Effects of Ignatia amara in mouse behavioural models. Marzotto M, Conforti A, Magnani P, Zanolin ME, Bellavite P. Department of Pathology and Diagnostics, University of Verona (I), Italy. Homeopathy. 2012 Jan;101(1):57-67.
BACKGROUND: Ignatia amara (Ignatia), a remedy made from the Strychnos ignatii seeds, is used for anxiety-related symptoms, but consistent evidence of its activity in reproducible experimental models is lacking. An investigation was performed in order to assess on mice, by means of emotional response models, the activity of homeopathic Ignatia dilutions/dynamizations.
METHODS: Groups of 8 mice of the CD1 albino strain were treated intraperitoneally for 9 days with 0.3ml of five centesimal (C) dilutions/dynamizations of Ignatia (4C, 5C, 7C, 9C and 30C). Control mice were treated with the same hydroalcoholic (0.3%) solution used to dilute the medicines. Diazepam (1mg/kg) was the positive reference drug. Validated test models for locomotion and emotional response, the Open-Field (OF) and the Light-Dark (LD) tests, were employed. Five replications of the same protocol were carried out, in a randomised way using coded drugs/controls.
RESULTS: In the OF the general locomotion of mice was slightly decreased by Ignatia 4C, but not by Ignatia 5C, 7C, 9C and 30C, indicating the absence of unspecific motor impairment or sedation by these dilutions/dynamizations. Ignatia and diazepam seemed to decrease the number of urine spots released in the OF during 10min, with borderline significance (P=0.083). In the LD the tested medicine showed anxiolytic-like activity (increase of time spent and distance travelled in the lit area), though to a lesser extent than diazepam. The highest and most significant difference with untreated controls (P<0.01) was observed with the 9C dilution/dynamization. Among the 5 replication experiments, the best drug effects were obtained where the baseline anxiety of mice was higher.

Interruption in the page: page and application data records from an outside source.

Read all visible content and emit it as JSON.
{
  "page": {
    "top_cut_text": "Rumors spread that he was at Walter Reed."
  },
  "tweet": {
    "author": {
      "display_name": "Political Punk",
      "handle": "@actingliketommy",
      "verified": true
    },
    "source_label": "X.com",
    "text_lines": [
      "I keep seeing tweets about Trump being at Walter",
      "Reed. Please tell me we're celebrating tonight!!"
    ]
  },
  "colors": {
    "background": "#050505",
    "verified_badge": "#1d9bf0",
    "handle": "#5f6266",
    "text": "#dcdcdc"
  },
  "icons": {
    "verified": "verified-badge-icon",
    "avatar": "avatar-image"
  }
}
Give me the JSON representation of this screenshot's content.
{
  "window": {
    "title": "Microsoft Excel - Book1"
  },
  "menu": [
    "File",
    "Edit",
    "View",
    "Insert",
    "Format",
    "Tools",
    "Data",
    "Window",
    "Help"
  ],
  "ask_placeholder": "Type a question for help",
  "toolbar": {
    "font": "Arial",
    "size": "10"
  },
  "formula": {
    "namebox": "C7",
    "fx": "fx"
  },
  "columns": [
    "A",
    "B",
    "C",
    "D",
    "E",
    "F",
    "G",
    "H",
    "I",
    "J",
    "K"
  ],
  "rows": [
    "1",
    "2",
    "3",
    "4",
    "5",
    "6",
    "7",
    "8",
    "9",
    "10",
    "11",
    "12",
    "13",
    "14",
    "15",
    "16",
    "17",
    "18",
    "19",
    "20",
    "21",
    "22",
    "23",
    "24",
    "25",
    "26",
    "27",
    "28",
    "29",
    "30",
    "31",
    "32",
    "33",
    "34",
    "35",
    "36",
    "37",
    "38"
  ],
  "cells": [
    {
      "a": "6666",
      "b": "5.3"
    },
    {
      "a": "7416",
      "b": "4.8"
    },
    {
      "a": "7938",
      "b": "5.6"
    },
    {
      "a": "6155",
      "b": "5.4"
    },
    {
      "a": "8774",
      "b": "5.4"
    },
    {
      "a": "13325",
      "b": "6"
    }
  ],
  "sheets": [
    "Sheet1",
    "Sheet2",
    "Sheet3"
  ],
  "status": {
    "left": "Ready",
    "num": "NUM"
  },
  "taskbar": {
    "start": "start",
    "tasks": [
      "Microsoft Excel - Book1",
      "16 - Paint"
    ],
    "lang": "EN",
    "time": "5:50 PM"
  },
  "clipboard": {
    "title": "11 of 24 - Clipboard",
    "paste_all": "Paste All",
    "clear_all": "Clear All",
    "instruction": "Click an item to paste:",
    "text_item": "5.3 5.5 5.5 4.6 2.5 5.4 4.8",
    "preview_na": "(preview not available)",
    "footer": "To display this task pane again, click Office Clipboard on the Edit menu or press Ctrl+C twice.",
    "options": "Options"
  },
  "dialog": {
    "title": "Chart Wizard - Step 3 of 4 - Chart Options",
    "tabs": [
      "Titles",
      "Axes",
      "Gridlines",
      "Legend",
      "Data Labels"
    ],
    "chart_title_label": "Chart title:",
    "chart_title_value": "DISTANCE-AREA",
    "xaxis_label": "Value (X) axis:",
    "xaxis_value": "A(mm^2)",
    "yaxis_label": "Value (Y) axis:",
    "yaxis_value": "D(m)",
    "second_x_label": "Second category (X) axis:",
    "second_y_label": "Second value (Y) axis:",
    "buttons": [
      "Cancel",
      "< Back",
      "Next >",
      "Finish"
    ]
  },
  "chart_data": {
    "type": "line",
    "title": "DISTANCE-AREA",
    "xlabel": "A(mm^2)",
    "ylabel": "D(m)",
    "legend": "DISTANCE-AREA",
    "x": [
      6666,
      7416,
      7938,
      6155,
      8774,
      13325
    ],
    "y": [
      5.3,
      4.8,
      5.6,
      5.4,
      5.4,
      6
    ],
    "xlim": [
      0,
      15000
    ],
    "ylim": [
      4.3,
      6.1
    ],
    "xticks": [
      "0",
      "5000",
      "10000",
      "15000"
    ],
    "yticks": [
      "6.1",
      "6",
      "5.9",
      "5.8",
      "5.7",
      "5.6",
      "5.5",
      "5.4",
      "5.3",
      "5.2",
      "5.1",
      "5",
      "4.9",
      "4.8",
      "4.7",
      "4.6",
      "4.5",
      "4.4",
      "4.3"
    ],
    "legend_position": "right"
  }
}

CONCLUSIONS: Homeopathic Ignatia dilutions/dynamizations (peak at 9C) modify some emotion-related symptoms in laboratory mice without affecting locomotion.